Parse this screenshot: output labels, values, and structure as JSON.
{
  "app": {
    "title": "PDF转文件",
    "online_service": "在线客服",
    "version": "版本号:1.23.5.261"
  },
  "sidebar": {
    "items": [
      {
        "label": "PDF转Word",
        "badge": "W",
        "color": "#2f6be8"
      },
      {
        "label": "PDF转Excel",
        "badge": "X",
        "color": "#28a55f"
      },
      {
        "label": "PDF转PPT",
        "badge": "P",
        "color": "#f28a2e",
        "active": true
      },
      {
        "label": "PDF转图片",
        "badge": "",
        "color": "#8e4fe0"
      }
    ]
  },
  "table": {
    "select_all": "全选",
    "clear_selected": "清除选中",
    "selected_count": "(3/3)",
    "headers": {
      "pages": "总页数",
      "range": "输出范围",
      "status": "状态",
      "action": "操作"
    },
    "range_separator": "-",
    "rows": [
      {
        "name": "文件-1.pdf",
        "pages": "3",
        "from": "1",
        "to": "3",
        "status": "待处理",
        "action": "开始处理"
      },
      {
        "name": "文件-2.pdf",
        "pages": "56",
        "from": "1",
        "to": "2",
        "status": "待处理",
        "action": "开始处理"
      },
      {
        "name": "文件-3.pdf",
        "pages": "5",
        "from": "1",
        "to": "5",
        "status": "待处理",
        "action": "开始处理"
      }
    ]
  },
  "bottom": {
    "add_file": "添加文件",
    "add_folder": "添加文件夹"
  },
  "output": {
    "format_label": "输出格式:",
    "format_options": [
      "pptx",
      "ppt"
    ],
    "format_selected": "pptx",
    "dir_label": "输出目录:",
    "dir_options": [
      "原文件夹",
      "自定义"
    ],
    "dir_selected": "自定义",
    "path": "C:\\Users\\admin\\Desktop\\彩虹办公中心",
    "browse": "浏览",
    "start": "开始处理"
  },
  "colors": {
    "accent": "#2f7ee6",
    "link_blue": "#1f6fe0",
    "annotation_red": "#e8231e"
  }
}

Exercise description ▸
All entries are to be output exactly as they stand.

Output below ▸
Parse this screenshot: output labels, values, and structure as JSON.
{
  "app": {
    "title": "PDF转文件",
    "online_service": "在线客服",
    "version": "版本号:1.23.5.261"
  },
  "sidebar": {
    "items": [
      {
        "label": "PDF转Word",
        "badge": "W",
        "color": "#2f6be8"
      },
      {
        "label": "PDF转Excel",
        "badge": "X",
        "color": "#28a55f"
      },
      {
        "label": "PDF转PPT",
        "badge": "P",
        "color": "#f28a2e",
        "active": true
      },
      {
        "label": "PDF转图片",
        "badge": "",
        "color": "#8e4fe0"
      }
    ]
  },
  "table": {
    "select_all": "全选",
    "clear_selected": "清除选中",
    "selected_count": "(3/3)",
    "headers": {
      "pages": "总页数",
      "range": "输出范围",
      "status": "状态",
      "action": "操作"
    },
    "range_separator": "-",
    "rows": [
      {
        "name": "文件-1.pdf",
        "pages": "3",
        "from": "1",
        "to": "3",
        "status": "待处理",
        "action": "开始处理"
      },
      {
        "name": "文件-2.pdf",
        "pages": "56",
        "from": "1",
        "to": "2",
        "status": "待处理",
        "action": "开始处理"
      },
      {
        "name": "文件-3.pdf",
        "pages": "5",
        "from": "1",
        "to": "5",
        "status": "待处理",
        "action": "开始处理"
      }
    ]
  },
  "bottom": {
    "add_file": "添加文件",
    "add_folder": "添加文件夹"
  },
  "output": {
    "format_label": "输出格式:",
    "format_options": [
      "pptx",
      "ppt"
    ],
    "format_selected": "pptx",
    "dir_label": "输出目录:",
    "dir_options": [
      "原文件夹",
      "自定义"
    ],
    "dir_selected": "自定义",
    "path": "C:\\Users\\admin\\Desktop\\彩虹办公中心",
    "browse": "浏览",
    "start": "开始处理"
  },
  "colors": {
    "accent": "#2f7ee6",
    "link_blue": "#1f6fe0",
    "annotation_red": "#e8231e"
  }
}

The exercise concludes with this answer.